The dark subcontinent
As far as radio waves go, South Asia could perhaps call itself the dark continent. This part of the planet has an almost-uniformly unenlightened policy when it comes to opening up its airwaves. Voices from Pakistan, India, Sri Lanka and Nepal....
As far as radio waves go, South Asia could perhaps call itself the dark continent. This part of the planet has an almost-uniformly unenlightened policy when it comes to opening up its airwaves.
There were complains all around, and and a lot of empathy for each other, when participants at the APC Regional Consultation on ICT Policy in South Asia (Dhaka, April 19-21, 2006) shared a tiny round-table on this issue during one of the 'open spaces'.
"There are no licenses in most parts of Pakistan except in the earthquake prone area," one participant informed. "It's fear on the part of politicians that (radio) will empower the people. Lack of awareness is also there, and no government wants to give away control."
Yet, the humble radio had proven to be a potent tool when it came to furthering gender rights or expanding into the rural areas.
"Sad to say, but disasters at times bring opportunities and possibilities. In six days time (after the October 2005 killer earthquake, probably the worst natural disaster in Pakistan) six licenses to set up radio stations were given out in the affected areas, a participant informed. Incidentally, these areas are considered to be very "sensitive areas".
Currently, there are 11 non-commercial radio stations, including that of the Punjab University. FM89 is known to have some developmental programming.
And what's the situation in nearby India?
In 1995, the Supreme Court passed a very progressive judgement, saying that the airwaves are "public property" and that the State cannot claim a monopoly over the same on the pretence of acting on behalf of the "public".
But since then, a campaign in the real-world and via the Internet (see the Community Radio-India Wikipedia. ">mailing listhttps://mail.sarai.net/mailman/listinfo/cr-india ) has been underway.
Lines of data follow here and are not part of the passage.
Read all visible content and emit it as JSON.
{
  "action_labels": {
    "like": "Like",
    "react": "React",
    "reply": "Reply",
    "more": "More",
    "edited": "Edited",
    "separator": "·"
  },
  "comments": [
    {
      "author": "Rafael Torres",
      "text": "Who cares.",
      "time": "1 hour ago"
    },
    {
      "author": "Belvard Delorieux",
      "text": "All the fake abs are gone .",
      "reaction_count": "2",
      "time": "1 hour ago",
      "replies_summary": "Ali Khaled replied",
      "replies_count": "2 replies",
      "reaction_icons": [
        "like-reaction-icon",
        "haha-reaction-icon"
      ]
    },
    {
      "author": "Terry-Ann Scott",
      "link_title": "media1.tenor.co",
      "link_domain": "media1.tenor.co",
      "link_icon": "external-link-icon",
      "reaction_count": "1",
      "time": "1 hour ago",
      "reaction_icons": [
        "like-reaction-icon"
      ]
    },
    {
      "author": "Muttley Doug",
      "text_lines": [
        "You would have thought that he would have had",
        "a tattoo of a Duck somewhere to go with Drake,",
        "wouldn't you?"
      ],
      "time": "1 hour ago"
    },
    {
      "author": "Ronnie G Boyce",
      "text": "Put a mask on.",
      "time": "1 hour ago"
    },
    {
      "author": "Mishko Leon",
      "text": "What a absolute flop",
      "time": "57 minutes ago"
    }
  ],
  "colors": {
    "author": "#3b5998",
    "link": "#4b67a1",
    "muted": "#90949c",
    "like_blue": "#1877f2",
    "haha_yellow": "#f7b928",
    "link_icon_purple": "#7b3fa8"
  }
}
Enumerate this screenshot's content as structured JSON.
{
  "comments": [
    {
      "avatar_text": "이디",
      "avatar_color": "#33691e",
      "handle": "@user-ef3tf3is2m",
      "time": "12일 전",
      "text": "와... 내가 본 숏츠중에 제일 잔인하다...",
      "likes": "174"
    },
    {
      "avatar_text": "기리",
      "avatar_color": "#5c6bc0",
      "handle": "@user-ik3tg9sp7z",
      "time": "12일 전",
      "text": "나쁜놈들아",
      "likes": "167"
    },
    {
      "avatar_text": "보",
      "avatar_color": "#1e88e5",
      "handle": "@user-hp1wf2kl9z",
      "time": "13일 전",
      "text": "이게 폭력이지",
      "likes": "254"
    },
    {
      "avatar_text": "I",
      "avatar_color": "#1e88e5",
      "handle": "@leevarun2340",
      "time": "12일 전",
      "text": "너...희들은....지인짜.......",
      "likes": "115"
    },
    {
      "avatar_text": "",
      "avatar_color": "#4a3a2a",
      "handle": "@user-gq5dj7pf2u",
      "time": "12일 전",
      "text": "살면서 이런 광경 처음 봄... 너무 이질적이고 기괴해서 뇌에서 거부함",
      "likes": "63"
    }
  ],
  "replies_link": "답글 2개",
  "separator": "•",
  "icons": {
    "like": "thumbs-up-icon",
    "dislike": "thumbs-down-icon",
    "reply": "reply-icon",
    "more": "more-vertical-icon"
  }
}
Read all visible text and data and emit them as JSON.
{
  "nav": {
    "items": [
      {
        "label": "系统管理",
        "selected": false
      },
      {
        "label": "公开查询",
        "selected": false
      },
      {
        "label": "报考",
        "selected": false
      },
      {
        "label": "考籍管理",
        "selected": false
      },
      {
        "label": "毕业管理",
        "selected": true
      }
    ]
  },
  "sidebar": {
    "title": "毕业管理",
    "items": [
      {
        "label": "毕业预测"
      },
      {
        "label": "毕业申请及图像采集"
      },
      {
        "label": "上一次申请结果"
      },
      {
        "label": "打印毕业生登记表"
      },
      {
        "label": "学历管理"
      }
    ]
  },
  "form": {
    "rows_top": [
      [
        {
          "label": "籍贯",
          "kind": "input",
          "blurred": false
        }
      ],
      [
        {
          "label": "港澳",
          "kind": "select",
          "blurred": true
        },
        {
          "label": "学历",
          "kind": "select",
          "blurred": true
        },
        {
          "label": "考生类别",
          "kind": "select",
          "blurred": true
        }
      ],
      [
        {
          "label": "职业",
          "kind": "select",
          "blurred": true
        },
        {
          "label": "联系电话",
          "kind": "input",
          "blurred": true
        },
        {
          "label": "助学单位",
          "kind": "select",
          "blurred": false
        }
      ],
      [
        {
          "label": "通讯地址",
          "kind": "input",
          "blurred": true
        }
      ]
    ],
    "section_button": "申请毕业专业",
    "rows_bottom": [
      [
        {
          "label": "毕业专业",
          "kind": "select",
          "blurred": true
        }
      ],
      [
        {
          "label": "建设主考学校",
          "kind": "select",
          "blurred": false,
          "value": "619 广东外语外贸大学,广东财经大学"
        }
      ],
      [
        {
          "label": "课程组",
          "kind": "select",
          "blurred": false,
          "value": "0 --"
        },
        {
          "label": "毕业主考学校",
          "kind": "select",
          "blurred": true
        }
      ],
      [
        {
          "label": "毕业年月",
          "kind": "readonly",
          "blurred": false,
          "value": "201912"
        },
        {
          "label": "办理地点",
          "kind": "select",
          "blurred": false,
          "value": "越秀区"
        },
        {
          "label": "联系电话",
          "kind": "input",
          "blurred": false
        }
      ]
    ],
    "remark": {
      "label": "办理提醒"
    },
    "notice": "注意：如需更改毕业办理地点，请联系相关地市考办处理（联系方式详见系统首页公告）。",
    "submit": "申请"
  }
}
While the authorities play a cat-and-mouse game, community radio has not made its appearance.
In fact, the Indian authorities have allowed campus radio stations to be set up in highly restrictive conditions in some educational institutions, and call these 'community radio' stations.
It's possible to get plans on how to make a simple, low-powered FM radio transmitter on the Internet, costing as little as US$8. Some students have actually experimented with these and created the same.
Recently, a poverty-striken young man Raghav Mahato of region of Bihar, eastern India, was found to have set up his own low-powered "radio station", through which he was broadcasting film songs and other entertainment, to earn a little income badly needed in a home where his father was striken by cancer.
After this was reported in the local media, it even got reported by the BBC. Finally, mainstream newspapers like the Times of India gave a half-page spread to the story, before a clampdown came from the Indian authorities.
This however build a great deal of awareness about the options offered by community radio. Indian expats living in the US wanted to come to his rescue financially (they can't, non-commercial licenses are only given out to educational institutions and commercial licenses costs a hefty packet).
Free Berkley Radio was also keen to offer help in the form of a radio transmitter!
But the real culprit here, is the law which disallows the citizen from having a right to express himself via the airwaves. Strange for a country which has a large and free press, which allowed cable TV to grow unregulated, and now has a few hundred TV channels all largely uncontrolled.
Some voiced the view that the authorities needed to be convinced that they wouldn't end up in trouble. But, the counter view is that there are countries with far more precarious situations to cope with than India. Also, it is futile to presume, in advance, that the citizen will break the law. Like in the case of the press, community radio if guilty of breaking the law could also be dealt with as and when the situation arose.
Vicram Crisna pointed out how the TRAI (Telecom Regulatory Authority of India) had undertaken the exercise of holding public consultations, and then handed in its submissions over the issue. But politicians and policy planners were saying it was too "sensitive" to take a decision, and were simply delaying on this.
Bangladesh -- after a long stint of advocacy -- has a draft broadcasting act in place. It proposed a three-tier broadcasting system, with public service broadcasters, commercial broadcasters and community radio.
Side by side, the country has worked out a national frequency allocation plan, with its preparatory process funded by the World Bank, according to AHM Bazlur Rahman.
There are some positive signs here, but going by the experience of the subcontinent one can only be optimistic once the law is passed, and the stations get going into transmissions.
Citizen band radio -- walkie-talkie to walkie-talkie solutions -- are offered with equipment having a five km range. This has helped in the world of disaster preparedness.
Nepal has been the sole exception in South Asia. In the past though. Its Radio Sagarmatha became the first community radio station to be allowed in the sub-continent, when it came up in the late 'nineties.
But these are changing times. Since the crisis in that Himalayan country in early 2005, the king seizure of power has lead to pressures on radio. Photos depicted how armymen were camping in Radio Sagarmatha, and the community stations were ordered to play only entertainment music, and not broadcast any talk -- not even health -- after the palace coup.